Element data from apps and pages:

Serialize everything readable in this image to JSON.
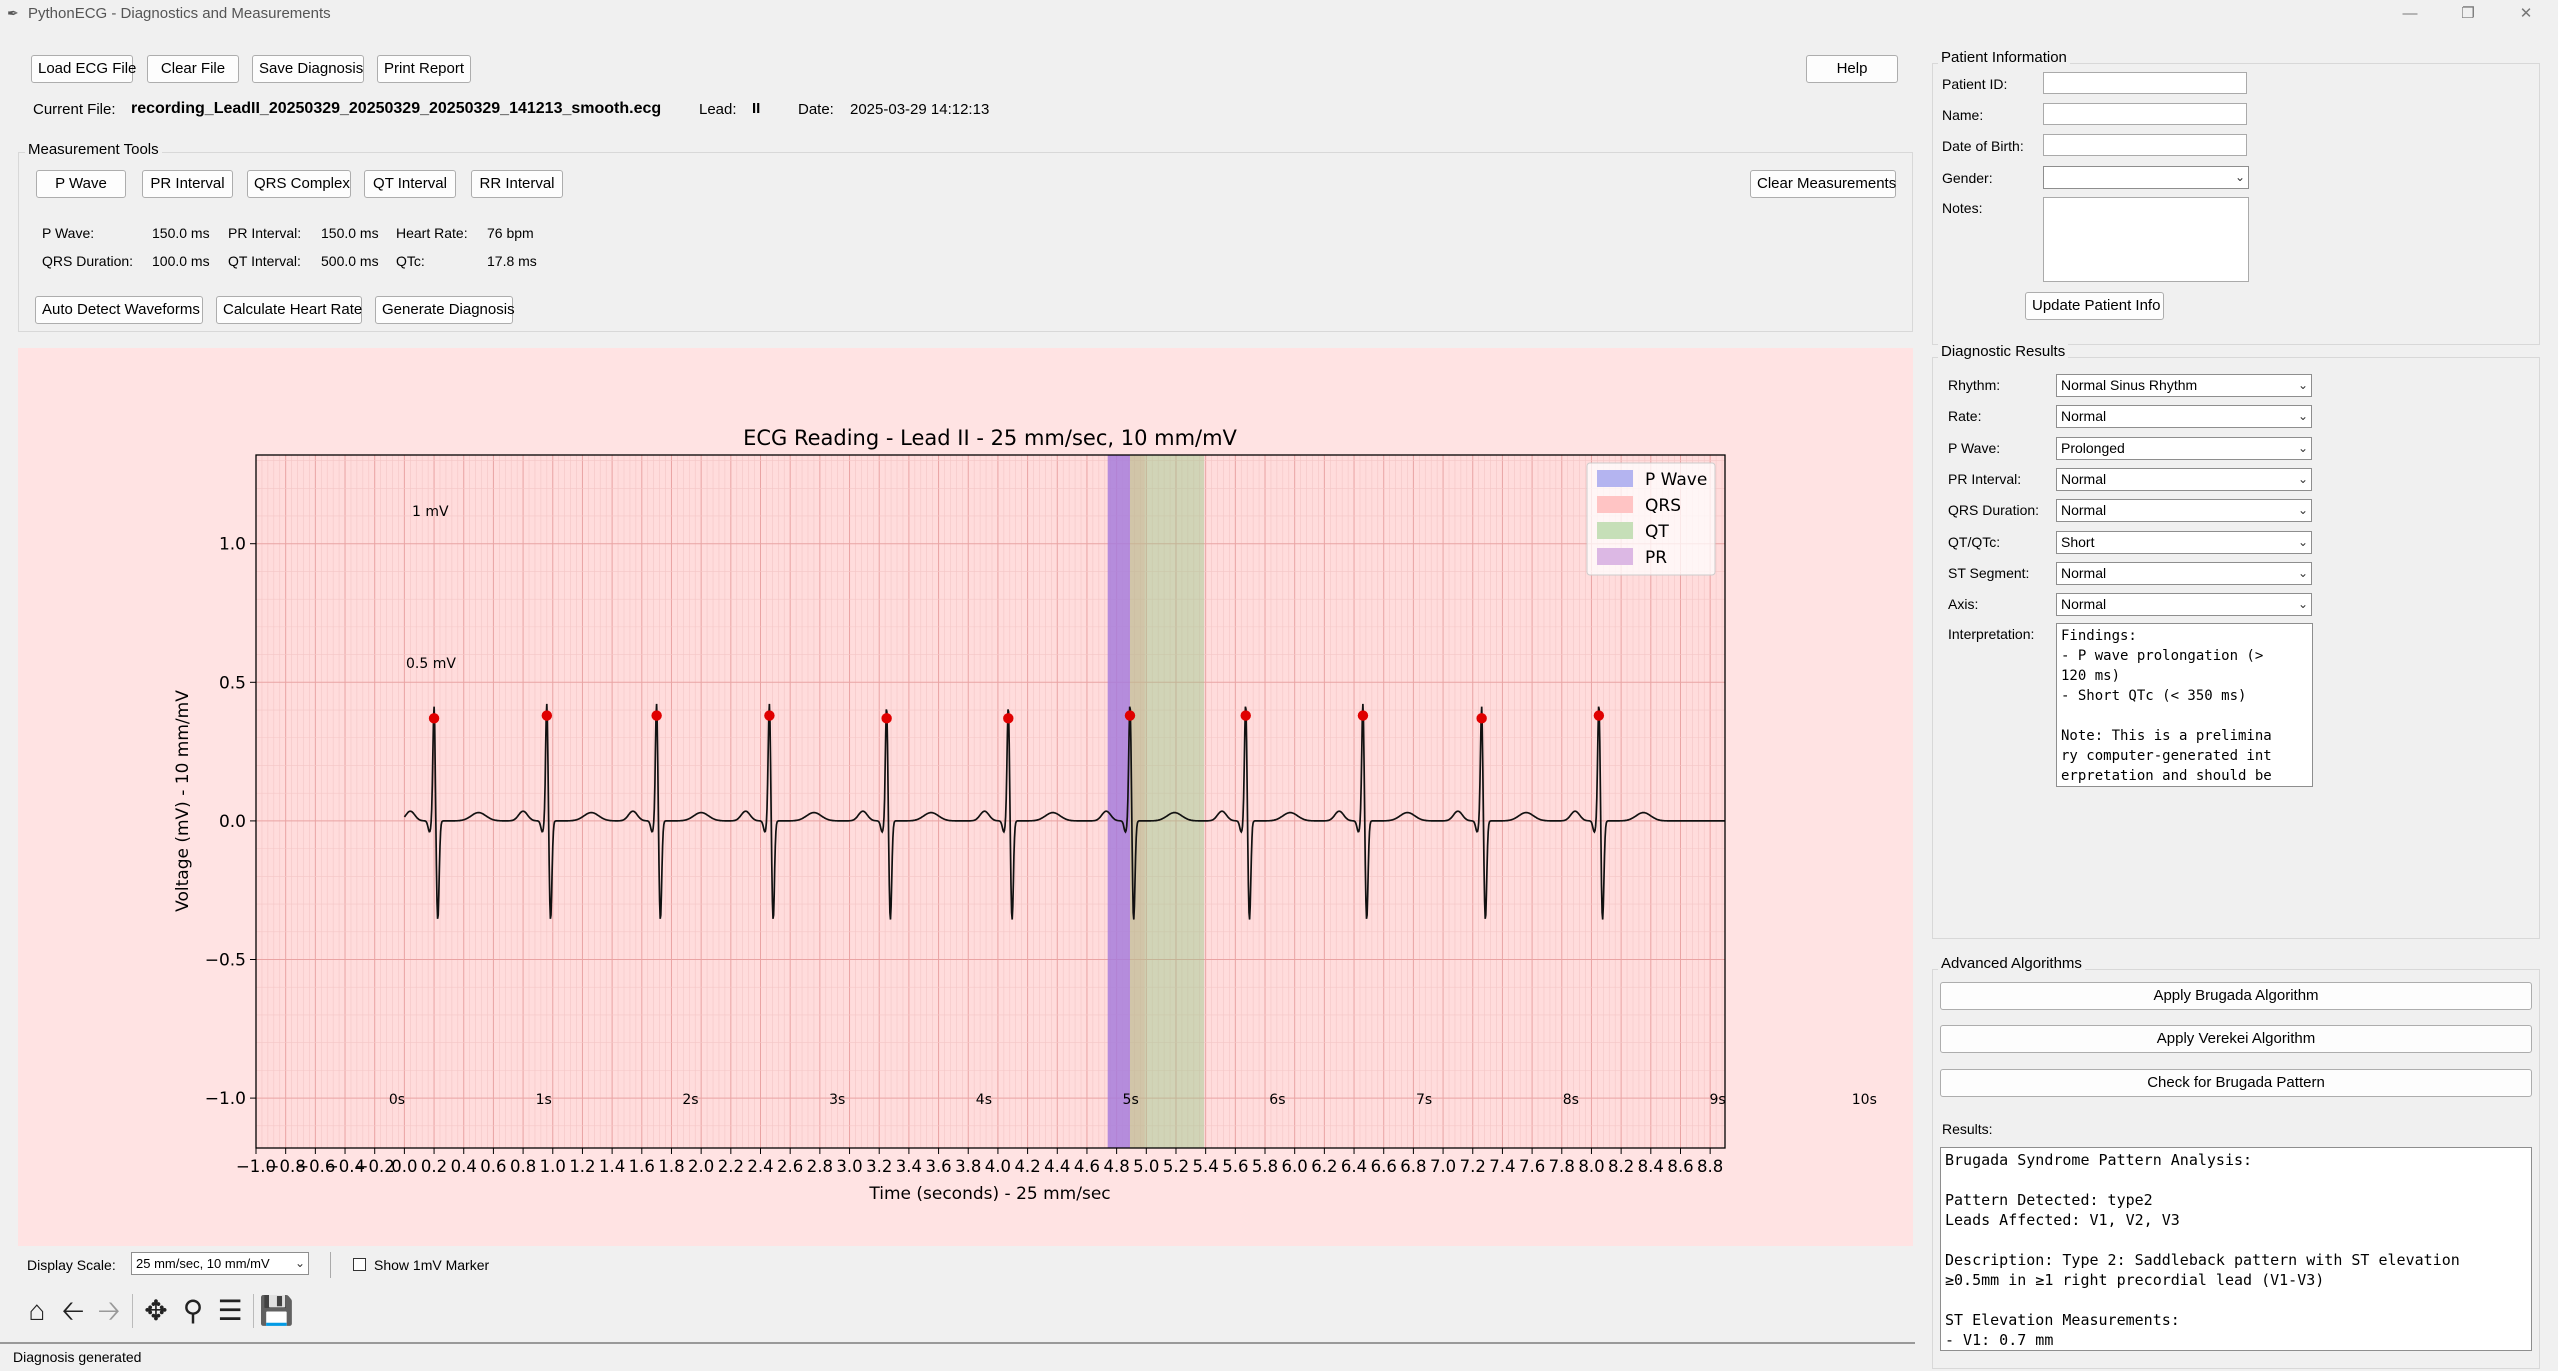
{
  "window": {
    "title": "PythonECG - Diagnostics and Measurements"
  },
  "toolbar": {
    "load": "Load ECG File",
    "clear": "Clear File",
    "save": "Save Diagnosis",
    "print": "Print Report",
    "help": "Help"
  },
  "file_info": {
    "current_file_label": "Current File:",
    "current_file": "recording_LeadII_20250329_20250329_20250329_141213_smooth.ecg",
    "lead_label": "Lead:",
    "lead": "II",
    "date_label": "Date:",
    "date": "2025-03-29 14:12:13"
  },
  "measurement_tools": {
    "title": "Measurement Tools",
    "buttons": [
      "P Wave",
      "PR Interval",
      "QRS Complex",
      "QT Interval",
      "RR Interval"
    ],
    "clear": "Clear Measurements",
    "values": [
      {
        "label": "P Wave:",
        "value": "150.0 ms"
      },
      {
        "label": "PR Interval:",
        "value": "150.0 ms"
      },
      {
        "label": "Heart Rate:",
        "value": "76 bpm"
      },
      {
        "label": "QRS Duration:",
        "value": "100.0 ms"
      },
      {
        "label": "QT Interval:",
        "value": "500.0 ms"
      },
      {
        "label": "QTc:",
        "value": "17.8 ms"
      }
    ],
    "actions": [
      "Auto Detect Waveforms",
      "Calculate Heart Rate",
      "Generate Diagnosis"
    ]
  },
  "chart_data": {
    "type": "line",
    "title": "ECG Reading - Lead II - 25 mm/sec, 10 mm/mV",
    "xlabel": "Time (seconds) - 25 mm/sec",
    "ylabel": "Voltage (mV) - 10 mm/mV",
    "xlim": [
      -1.0,
      8.9
    ],
    "ylim": [
      -1.18,
      1.32
    ],
    "x_tick_labels": [
      "-1.0",
      "-0.8",
      "-0.6",
      "-0.4",
      "-0.2",
      "0.0",
      "0.2",
      "0.4",
      "0.6",
      "0.8",
      "1.0",
      "1.2",
      "1.4",
      "1.6",
      "1.8",
      "2.0",
      "2.2",
      "2.4",
      "2.6",
      "2.8",
      "3.0",
      "3.2",
      "3.4",
      "3.6",
      "3.8",
      "4.0",
      "4.2",
      "4.4",
      "4.6",
      "4.8",
      "5.0",
      "5.2",
      "5.4",
      "5.6",
      "5.8",
      "6.0",
      "6.2",
      "6.4",
      "6.6",
      "6.8",
      "7.0",
      "7.2",
      "7.4",
      "7.6",
      "7.8",
      "8.0",
      "8.2",
      "8.4",
      "8.6",
      "8.8"
    ],
    "y_ticks": [
      -1.0,
      -0.5,
      0.0,
      0.5,
      1.0
    ],
    "y_tick_labels": [
      "−1.0",
      "−0.5",
      "0.0",
      "0.5",
      "1.0"
    ],
    "r_peaks": {
      "name": "R peaks",
      "x": [
        0.2,
        0.96,
        1.7,
        2.46,
        3.25,
        4.07,
        4.89,
        5.67,
        6.46,
        7.26,
        8.05
      ],
      "y": [
        0.37,
        0.38,
        0.38,
        0.38,
        0.37,
        0.37,
        0.38,
        0.38,
        0.38,
        0.37,
        0.38
      ]
    },
    "baseline_range": [
      0.0,
      8.9
    ],
    "spans": [
      {
        "name": "P Wave",
        "color": "#9a6fe0",
        "alpha": 0.75,
        "range": [
          4.74,
          4.89
        ]
      },
      {
        "name": "QRS",
        "color": "#ff9a9a",
        "alpha": 0.4,
        "range": [
          4.89,
          4.99
        ]
      },
      {
        "name": "QT",
        "color": "#9ac98a",
        "alpha": 0.45,
        "range": [
          4.89,
          5.39
        ]
      },
      {
        "name": "PR",
        "color": "#b98ed6",
        "alpha": 0.35,
        "range": [
          4.74,
          4.89
        ]
      }
    ],
    "legend": {
      "placement": "top-right",
      "entries": [
        "P Wave",
        "QRS",
        "QT",
        "PR"
      ],
      "colors": [
        "#b4b4f0",
        "#ffc4c4",
        "#c6dfb8",
        "#dcb8e4"
      ]
    },
    "annotations": {
      "one_mv": "1 mV",
      "half_mv": "0.5 mV",
      "time_marks": [
        "0s",
        "1s",
        "2s",
        "3s",
        "4s",
        "5s",
        "6s",
        "7s",
        "8s",
        "9s",
        "10s"
      ]
    },
    "grid": true
  },
  "display": {
    "scale_label": "Display Scale:",
    "scale_value": "25 mm/sec, 10 mm/mV",
    "marker_label": "Show 1mV Marker"
  },
  "nav_toolbar": [
    "home-icon",
    "back-icon",
    "forward-icon",
    "pan-icon",
    "zoom-icon",
    "configure-icon",
    "save-icon"
  ],
  "status": "Diagnosis generated",
  "patient": {
    "title": "Patient Information",
    "fields": [
      "Patient ID:",
      "Name:",
      "Date of Birth:",
      "Gender:",
      "Notes:"
    ],
    "update": "Update Patient Info"
  },
  "diagnostic": {
    "title": "Diagnostic Results",
    "rows": [
      {
        "label": "Rhythm:",
        "value": "Normal Sinus Rhythm"
      },
      {
        "label": "Rate:",
        "value": "Normal"
      },
      {
        "label": "P Wave:",
        "value": "Prolonged"
      },
      {
        "label": "PR Interval:",
        "value": "Normal"
      },
      {
        "label": "QRS Duration:",
        "value": "Normal"
      },
      {
        "label": "QT/QTc:",
        "value": "Short"
      },
      {
        "label": "ST Segment:",
        "value": "Normal"
      },
      {
        "label": "Axis:",
        "value": "Normal"
      }
    ],
    "interpretation_label": "Interpretation:",
    "interpretation": "Findings:\n- P wave prolongation (>\n120 ms)\n- Short QTc (< 350 ms)\n\nNote: This is a prelimina\nry computer-generated int\nerpretation and should be"
  },
  "advanced": {
    "title": "Advanced Algorithms",
    "buttons": [
      "Apply Brugada Algorithm",
      "Apply Verekei Algorithm",
      "Check for Brugada Pattern"
    ],
    "results_label": "Results:",
    "results": "Brugada Syndrome Pattern Analysis:\n\nPattern Detected: type2\nLeads Affected: V1, V2, V3\n\nDescription: Type 2: Saddleback pattern with ST elevation\n≥0.5mm in ≥1 right precordial lead (V1-V3)\n\nST Elevation Measurements:\n- V1: 0.7 mm"
  }
}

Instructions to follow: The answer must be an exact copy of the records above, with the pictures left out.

Reply:
Serialize everything readable in this image to JSON.
{
  "window": {
    "title": "PythonECG - Diagnostics and Measurements"
  },
  "toolbar": {
    "load": "Load ECG File",
    "clear": "Clear File",
    "save": "Save Diagnosis",
    "print": "Print Report",
    "help": "Help"
  },
  "file_info": {
    "current_file_label": "Current File:",
    "current_file": "recording_LeadII_20250329_20250329_20250329_141213_smooth.ecg",
    "lead_label": "Lead:",
    "lead": "II",
    "date_label": "Date:",
    "date": "2025-03-29 14:12:13"
  },
  "measurement_tools": {
    "title": "Measurement Tools",
    "buttons": [
      "P Wave",
      "PR Interval",
      "QRS Complex",
      "QT Interval",
      "RR Interval"
    ],
    "clear": "Clear Measurements",
    "values": [
      {
        "label": "P Wave:",
        "value": "150.0 ms"
      },
      {
        "label": "PR Interval:",
        "value": "150.0 ms"
      },
      {
        "label": "Heart Rate:",
        "value": "76 bpm"
      },
      {
        "label": "QRS Duration:",
        "value": "100.0 ms"
      },
      {
        "label": "QT Interval:",
        "value": "500.0 ms"
      },
      {
        "label": "QTc:",
        "value": "17.8 ms"
      }
    ],
    "actions": [
      "Auto Detect Waveforms",
      "Calculate Heart Rate",
      "Generate Diagnosis"
    ]
  },
  "chart_data": {
    "type": "line",
    "title": "ECG Reading - Lead II - 25 mm/sec, 10 mm/mV",
    "xlabel": "Time (seconds) - 25 mm/sec",
    "ylabel": "Voltage (mV) - 10 mm/mV",
    "xlim": [
      -1.0,
      8.9
    ],
    "ylim": [
      -1.18,
      1.32
    ],
    "x_tick_labels": [
      "-1.0",
      "-0.8",
      "-0.6",
      "-0.4",
      "-0.2",
      "0.0",
      "0.2",
      "0.4",
      "0.6",
      "0.8",
      "1.0",
      "1.2",
      "1.4",
      "1.6",
      "1.8",
      "2.0",
      "2.2",
      "2.4",
      "2.6",
      "2.8",
      "3.0",
      "3.2",
      "3.4",
      "3.6",
      "3.8",
      "4.0",
      "4.2",
      "4.4",
      "4.6",
      "4.8",
      "5.0",
      "5.2",
      "5.4",
      "5.6",
      "5.8",
      "6.0",
      "6.2",
      "6.4",
      "6.6",
      "6.8",
      "7.0",
      "7.2",
      "7.4",
      "7.6",
      "7.8",
      "8.0",
      "8.2",
      "8.4",
      "8.6",
      "8.8"
    ],
    "y_ticks": [
      -1.0,
      -0.5,
      0.0,
      0.5,
      1.0
    ],
    "y_tick_labels": [
      "−1.0",
      "−0.5",
      "0.0",
      "0.5",
      "1.0"
    ],
    "r_peaks": {
      "name": "R peaks",
      "x": [
        0.2,
        0.96,
        1.7,
        2.46,
        3.25,
        4.07,
        4.89,
        5.67,
        6.46,
        7.26,
        8.05
      ],
      "y": [
        0.37,
        0.38,
        0.38,
        0.38,
        0.37,
        0.37,
        0.38,
        0.38,
        0.38,
        0.37,
        0.38
      ]
    },
    "baseline_range": [
      0.0,
      8.9
    ],
    "spans": [
      {
        "name": "P Wave",
        "color": "#9a6fe0",
        "alpha": 0.75,
        "range": [
          4.74,
          4.89
        ]
      },
      {
        "name": "QRS",
        "color": "#ff9a9a",
        "alpha": 0.4,
        "range": [
          4.89,
          4.99
        ]
      },
      {
        "name": "QT",
        "color": "#9ac98a",
        "alpha": 0.45,
        "range": [
          4.89,
          5.39
        ]
      },
      {
        "name": "PR",
        "color": "#b98ed6",
        "alpha": 0.35,
        "range": [
          4.74,
          4.89
        ]
      }
    ],
    "legend": {
      "placement": "top-right",
      "entries": [
        "P Wave",
        "QRS",
        "QT",
        "PR"
      ],
      "colors": [
        "#b4b4f0",
        "#ffc4c4",
        "#c6dfb8",
        "#dcb8e4"
      ]
    },
    "annotations": {
      "one_mv": "1 mV",
      "half_mv": "0.5 mV",
      "time_marks": [
        "0s",
        "1s",
        "2s",
        "3s",
        "4s",
        "5s",
        "6s",
        "7s",
        "8s",
        "9s",
        "10s"
      ]
    },
    "grid": true
  },
  "display": {
    "scale_label": "Display Scale:",
    "scale_value": "25 mm/sec, 10 mm/mV",
    "marker_label": "Show 1mV Marker"
  },
  "nav_toolbar": [
    "home-icon",
    "back-icon",
    "forward-icon",
    "pan-icon",
    "zoom-icon",
    "configure-icon",
    "save-icon"
  ],
  "status": "Diagnosis generated",
  "patient": {
    "title": "Patient Information",
    "fields": [
      "Patient ID:",
      "Name:",
      "Date of Birth:",
      "Gender:",
      "Notes:"
    ],
    "update": "Update Patient Info"
  },
  "diagnostic": {
    "title": "Diagnostic Results",
    "rows": [
      {
        "label": "Rhythm:",
        "value": "Normal Sinus Rhythm"
      },
      {
        "label": "Rate:",
        "value": "Normal"
      },
      {
        "label": "P Wave:",
        "value": "Prolonged"
      },
      {
        "label": "PR Interval:",
        "value": "Normal"
      },
      {
        "label": "QRS Duration:",
        "value": "Normal"
      },
      {
        "label": "QT/QTc:",
        "value": "Short"
      },
      {
        "label": "ST Segment:",
        "value": "Normal"
      },
      {
        "label": "Axis:",
        "value": "Normal"
      }
    ],
    "interpretation_label": "Interpretation:",
    "interpretation": "Findings:\n- P wave prolongation (>\n120 ms)\n- Short QTc (< 350 ms)\n\nNote: This is a prelimina\nry computer-generated int\nerpretation and should be"
  },
  "advanced": {
    "title": "Advanced Algorithms",
    "buttons": [
      "Apply Brugada Algorithm",
      "Apply Verekei Algorithm",
      "Check for Brugada Pattern"
    ],
    "results_label": "Results:",
    "results": "Brugada Syndrome Pattern Analysis:\n\nPattern Detected: type2\nLeads Affected: V1, V2, V3\n\nDescription: Type 2: Saddleback pattern with ST elevation\n≥0.5mm in ≥1 right precordial lead (V1-V3)\n\nST Elevation Measurements:\n- V1: 0.7 mm"
  }
}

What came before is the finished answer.